A thorn in the side of many free software loving Android users, the Chinese MIUI ROM has long been accused of riding on the success of Android without fully complying with the free and open source licenses which it’s based on. MIUI’s developer, Xiaomi, has managed to cultivate a considerable fanbase for their ROM, adding insult to injury for many opponents. Xioami has even been so bold as to put their own phone into production, running (naturally) their license-violating software.
The idea that an Android spin-off doesn’t comply with the free and open source licenses that made Android possible in the first place, and further, that it is widely used and supported, has upset a sizable portion of the Android community.

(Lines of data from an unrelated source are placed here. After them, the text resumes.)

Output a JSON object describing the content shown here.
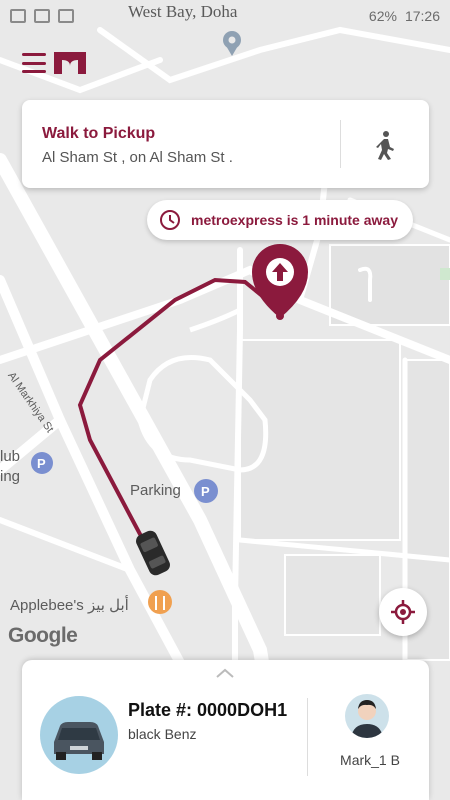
{
  "status_bar": {
    "location": "West Bay, Doha",
    "battery": "62%",
    "time": "17:26"
  },
  "pickup": {
    "title": "Walk to Pickup",
    "address": "Al Sham St , on Al Sham St ."
  },
  "eta": {
    "text": "metroexpress is 1 minute away"
  },
  "map": {
    "labels": {
      "parking": "Parking",
      "applebees": "Applebee's أبل بيز",
      "club": "lub\ning",
      "road_markhiya": "Al Markhiya St"
    },
    "google": "Google"
  },
  "driver": {
    "plate": "Plate #: 0000DOH1",
    "car": "black Benz",
    "name": "Mark_1 B"
  },
  "colors": {
    "brand": "#8b1a3d",
    "map_bg": "#e9e9e9",
    "road": "#ffffff"
  },
  "icons": [
    "menu-icon",
    "brand-logo",
    "walk-icon",
    "clock-icon",
    "pickup-pin-icon",
    "locate-icon",
    "car-icon",
    "driver-avatar-icon"
  ]
}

As a first step, a petition has recently been started to try and build enough momentum to force Xioami to comply with all appropriate licenses.
One of Android’s biggest draws, at least for the tech savvy crowd, is that it’s released as free and open source software.
Of course, the idea of “open” is thrown around a lot these days, and its getting to the point that the actual meaning seems to be diluted a bit. So it may come as a surprise to many that not all of Android is actually open source, indeed, some components are completely closed. What’s more, the specific licensing of Android means that it doesn’t necessarily grant you the same freedoms as other FOSS projects.
The core of the issue is that Android is released under the Apache 2.0 License, not the more familiar GNU General Public License. While both are “free software” licenses, the Apache license is what is known as a “permissive” license, which essentially means it doesn’t place as stringent requirements on how the software is distributed going forward.
The GPL requires that all software derived from GPL licensed software also be licensed under the GPL. In other words, if you use free and open source software to make your software, you need to keep the software open going forward. This particular clause in the GPL was intended to help free software grow, and keep anyone from developing proprietary functions and features which couldn’t be replicated by other developers.
But the Apache license is different. It does not require that software based on Apache licensed software actually keep the same license. In fact, you can absolutely take an Apache licensed project, modify it, and then release it as completely closed software.
Essentially, this is exactly what Xioami has done with MIUI. They took the Apache licensed Android, branched it into their own custom mobile operating system, and decided to keep the source closed. Unfortunately, this is completely allowed with the Apache license.
So what’s the problem? The primary issue is that, while Android itself is licensed under Apache, the Linux kernel which it uses is not. Linux is GPL software, so unless Xioami wants to develop a replacement for the Linux side of Android, they need to make their kernel modifications public. While the kernel modifications are only a small part of the modifications Xioami has done to create MIUI, it does include the low-level work Xioami has done to push things like performance and energy efficiency.
The petition, currently hosted on the aptly named OpenMIUI.com, is pretty straightforward:
Show your support for the project by signing our petition against Xiaomi for ignoring GPL licensing Kernel and also other elements of MIUI.
Users are then asked for their email address, name, and an optional comment which they want to leave. Once signed up, you’ll be added to a mailing list which will (hopefully) communicate some good news in the future as to OpenMIUI’s progress with the petition.
While this author has never had much faith in online petitions, it’s a good first step in getting the community at large to recognize that Xiaomi hasn’t been playing by the rules with their development of MIUI. With a little luck, it might just get the ball rolling in the right direction.